The following changes to California employment laws will take effect on January 1, 2020:

Minimum Wages
California’s minimum wage for employers with 26 or more employees will increase to $13.00 per hour. The minimum wage for employers with 25 or fewer employees will increase to $12.00 per hour.

The following municipal minimum wage increases will also take effect:

Belmont: $15.00
Cupertino: $15.35
Daly City: $13.75
El Cerrito: $15.37
Los Altos: $15.40
Menlo Park: $15.00
Mountain View: $16.05
Oakland: $14.14
Palo Alto: $15.40
Petaluma: $15.00 (26 or more employees); $14.00 (25 or fewer)
Redwood City: $15.38
San Diego: $13.00
San Jose: $15.25
San Mateo: $15.38
Santa Clara: $15.40
Sonoma: $13.50 (26 or more employees); $12.50 (25 or fewer)
South San Francisco: $15.00
Sunnyvale: $16.05

Exempt Employee Minimum Salary
California requires that most exempt white collar employees make double the state minimum wage on a monthly basis. For the 2020 calendar year, the minimum salary for exempt employees of employers with 26 or more employees will be $54,080 per year. For employers with 25 or fewer employees, it will be $49,920 per year. Municipal minimum wages do not affect these minimums – the calculation is always based on the state rate. 

The minimum salary for exempt computer professionals will be $96,968.33 per year or $46.55 per hour if paid on an hourly basis. The minimum hourly rate for licensed physicians and surgeons, if paid on an hourly basis, will be $84.79.

Additional Time for Organ Donation
Previously, California required that employers of 15 or more employees provide up to 30 business days of paid leave for organ donation. The law now requires that those employees be provided with an additional 30 business days of unpaid time off to donate an organ, for a total of 60 days of protected leave in a 12-month period.

Lactation Accommodations Expanded
Time and a private non-bathroom space for employees to express milk were already required by state and federal law, but the new state law explicitly requires that the lactation room meet the following requirements:

  • Be safe, clean, and free of hazards
  • Have a place to sit and a surface to place a breast pump and personal items
  • Have access to electricity or charging devices suitable for an electric or battery-powered breast pump
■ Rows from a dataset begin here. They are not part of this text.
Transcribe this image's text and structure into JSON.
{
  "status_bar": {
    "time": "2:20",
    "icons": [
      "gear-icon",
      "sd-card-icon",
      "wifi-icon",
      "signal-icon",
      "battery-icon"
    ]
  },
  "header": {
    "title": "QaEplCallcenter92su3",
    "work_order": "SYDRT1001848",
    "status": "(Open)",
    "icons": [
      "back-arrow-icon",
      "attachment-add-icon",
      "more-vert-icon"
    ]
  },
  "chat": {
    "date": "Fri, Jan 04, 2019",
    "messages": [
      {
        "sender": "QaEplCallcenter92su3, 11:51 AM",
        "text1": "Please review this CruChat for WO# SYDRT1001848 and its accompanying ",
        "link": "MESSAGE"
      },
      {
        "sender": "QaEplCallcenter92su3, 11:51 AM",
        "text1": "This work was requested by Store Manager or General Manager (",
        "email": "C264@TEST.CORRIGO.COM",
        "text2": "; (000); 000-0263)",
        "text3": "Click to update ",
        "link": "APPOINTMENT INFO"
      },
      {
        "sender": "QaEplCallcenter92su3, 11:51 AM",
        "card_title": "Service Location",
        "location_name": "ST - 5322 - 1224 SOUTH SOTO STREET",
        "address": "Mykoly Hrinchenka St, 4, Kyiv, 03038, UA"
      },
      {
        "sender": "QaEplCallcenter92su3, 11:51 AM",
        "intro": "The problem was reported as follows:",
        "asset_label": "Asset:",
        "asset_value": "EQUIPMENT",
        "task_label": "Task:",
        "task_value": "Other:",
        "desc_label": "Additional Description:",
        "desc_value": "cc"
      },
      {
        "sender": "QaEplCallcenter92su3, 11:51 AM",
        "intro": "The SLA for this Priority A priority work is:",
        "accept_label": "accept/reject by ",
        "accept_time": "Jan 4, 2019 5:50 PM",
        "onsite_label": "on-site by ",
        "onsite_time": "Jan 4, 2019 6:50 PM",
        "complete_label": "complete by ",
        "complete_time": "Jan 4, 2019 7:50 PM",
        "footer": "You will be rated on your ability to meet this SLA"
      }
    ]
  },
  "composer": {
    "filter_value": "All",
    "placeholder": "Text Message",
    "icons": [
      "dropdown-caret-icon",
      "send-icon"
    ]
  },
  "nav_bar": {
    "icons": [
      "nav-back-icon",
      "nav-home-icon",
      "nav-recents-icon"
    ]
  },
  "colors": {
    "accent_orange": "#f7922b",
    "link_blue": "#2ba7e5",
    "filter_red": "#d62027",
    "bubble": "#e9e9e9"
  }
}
The employer must also provide access to a sink with running water and suitable refrigeration close to the employee’s workspace. If a multipurpose room is the designated lactation space, use for lactation must be prioritized over all other uses, when needed for lactation.

Employers are required to make a policy and include it in the employee handbook or other set of policies that are distributed to employees. The policy should include the following:

  1. A statement about an employee’s right to request lactation accommodation;
  2. The process by which an employee should make the request;
  3. The employer’s obligation to respond to the request, either by providing the time and space or responding in writing that they cannot; and
  4. A statement about an employee’s right to file a complaint with the Labor Commissioner for violation of a right created by the law.

As with most laws that extend rights to employees, any adverse employment action or retaliation because an employee asked for, used, or complained about their rights (or denial of rights) is prohibited.

Employers with fewer than 50 employees may be exempt from a provision of this law if it would cause an undue hardship (significant difficulty or expense) but will be expected to make reasonable efforts to comply with as much of the law as possible.

Natural Hairstyles
Under both federal law and the California Fair Employment and Housing Act, it’s unlawful for an employer to discriminate based on certain protected characteristics, including race. California now defines race, for employment purposes, to include traits historically associated with race, including hair texture and protective hairstyles such as braids, locks, and twists.

Employers who have appearance policies that prohibit natural hairstyles should revise those policies. Managers and those involved in hiring should be trained not to make judgments about professionalism or culture fit based on these hairstyles and to consider their own unconscious bias.

ABC Test
As we reported on several months ago, the ABC Test will become statute at the beginning of the year. Contact us for more information